Short Stories, Irish literature, Classics, Modern Fiction, Contemporary Literary Fiction, The Japanese Novel, Post Colonial Asian Fiction, The Legacy of the Austro-Hungarian Empire and quality Historical Novels are Among my Interests

Friday, November 11, 2016

The Ballerina and the Body" - A Short Story by Alfred Doblin, 1925, Author of Berlin Alexanderplatz (translated by Damion Searles

My Readings For German Literature VI November 2016

1.  The Glass Bead Game by Hermann Hesse

2.  Royal Highness by Thomas Mann

3. A Small Circus by Hans Fallada

4.  Rosshalde by Hermann Hesse

5.  "Did He Do It" by. Stefan Zweig

6.  Journey Into the Past by Stefan Zweig (s cond reading, no post, posted on in Nov 2015)

7.  The Emigrants by W. G. Sebald

8.  "The Ballarina and the Body" by Alfred Doblin

"She went to the hospital the next day. In the carriage she sobbed with rage beneath her blanket. She wanted to spit on her suffering body, she jeered at it bitterly; it disgusted her, this bad flesh whose company she was bound to. Her eyes widened with muted fear when she looked at these limbs now eluding her. How powerless she was, oh how powerless she was."  

My Post on Berlin Alexanderplatz by Alfred Döblin 

Berlin Alexanderplatz by Alfred Döblin (1878 to 1957) is Weimer Germany's greatest literary work.  It is considered to be the first German literary work to use techniques of James Joyce, an influence acknowledged by Döblin.  Döblin was a practicing neuro-psychiatrist.  He left Germany just before his books were burned.  

A bit more than a year ago I read Berlin Alexanderplatz by Alfred Döblin.  If you want to experience life  in Weimer Germany, read this work of genius.  I was very happy to be given a DRC by The New York Review of Books of a forthcoming collection  of his short stories.  There is a generous selections of stories in the collection, ranging from three to fifty pages.  In the advance edition I have there is no first publication data.

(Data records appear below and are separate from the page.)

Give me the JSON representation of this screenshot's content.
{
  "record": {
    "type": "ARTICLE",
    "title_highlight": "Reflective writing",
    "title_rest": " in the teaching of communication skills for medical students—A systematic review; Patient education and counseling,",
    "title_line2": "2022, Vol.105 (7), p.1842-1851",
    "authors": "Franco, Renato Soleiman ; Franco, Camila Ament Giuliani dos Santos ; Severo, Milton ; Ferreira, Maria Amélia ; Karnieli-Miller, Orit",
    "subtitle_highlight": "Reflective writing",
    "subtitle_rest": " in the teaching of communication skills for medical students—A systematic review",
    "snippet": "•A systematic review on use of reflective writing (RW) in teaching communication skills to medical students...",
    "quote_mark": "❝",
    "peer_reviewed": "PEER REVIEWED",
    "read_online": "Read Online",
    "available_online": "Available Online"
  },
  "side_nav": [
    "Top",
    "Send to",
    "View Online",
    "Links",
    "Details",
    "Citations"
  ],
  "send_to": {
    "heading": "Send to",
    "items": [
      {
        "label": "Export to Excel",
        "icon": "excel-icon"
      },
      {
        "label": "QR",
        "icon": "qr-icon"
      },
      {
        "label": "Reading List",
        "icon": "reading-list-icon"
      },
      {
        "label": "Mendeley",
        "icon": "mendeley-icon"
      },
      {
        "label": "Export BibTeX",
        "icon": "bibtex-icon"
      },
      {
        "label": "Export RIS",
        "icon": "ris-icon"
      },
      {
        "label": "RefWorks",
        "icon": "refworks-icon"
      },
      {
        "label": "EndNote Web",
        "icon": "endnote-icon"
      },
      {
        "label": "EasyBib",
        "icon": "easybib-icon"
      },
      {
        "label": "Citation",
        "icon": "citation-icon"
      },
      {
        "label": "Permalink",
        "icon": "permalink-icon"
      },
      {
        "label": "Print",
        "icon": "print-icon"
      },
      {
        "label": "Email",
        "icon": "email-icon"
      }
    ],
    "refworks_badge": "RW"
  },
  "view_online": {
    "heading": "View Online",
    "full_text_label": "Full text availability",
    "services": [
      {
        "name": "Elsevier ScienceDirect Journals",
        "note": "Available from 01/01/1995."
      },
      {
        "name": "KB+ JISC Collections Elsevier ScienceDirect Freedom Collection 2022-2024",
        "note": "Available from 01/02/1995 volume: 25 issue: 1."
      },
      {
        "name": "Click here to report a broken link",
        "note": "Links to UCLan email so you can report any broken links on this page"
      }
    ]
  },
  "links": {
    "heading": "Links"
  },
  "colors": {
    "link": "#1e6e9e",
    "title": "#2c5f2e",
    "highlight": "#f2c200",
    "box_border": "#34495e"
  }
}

"The Ballarina and the Body" is a very hard edged story. The subject of the story was placed in a Ballarina company at age eleven. At the time of the story girls were placed with Ballarina companies partially as a way of "getting them of the family ledger" and also in the hopes they would find a rich husband or benefactor. The original readwrs of the story would have known this, even if modern readers might not.  At age eighteen the girl is injured terribly, she is sent to a hospital where she will undergo every painful tteatments.  She feels the doctors and others see her as of no value as she can no longer dance.  She comes to hate her body.  The ending is very powerful.

"As before, when she had thrown cold water over everything voluptuous in the dance, when her taut body had wavered like a flame, she wanted to feel her will again. She wanted to dance a waltz, a wonderful sweet waltz, with the one who had become her master, with the body. With a movement of her will she could take him by the hand once again, this body, the slothful beast, and fling it down, fling it around, and it was her master no more. A triumphant hate churned up from inside her—it didn’t go to the right and she to the left, but she, they, they leapt together. She wanted to roll him on the ground, the hobbling dwarfish barrel, trundle it head over heels, stuff sand in its maw."

No comments: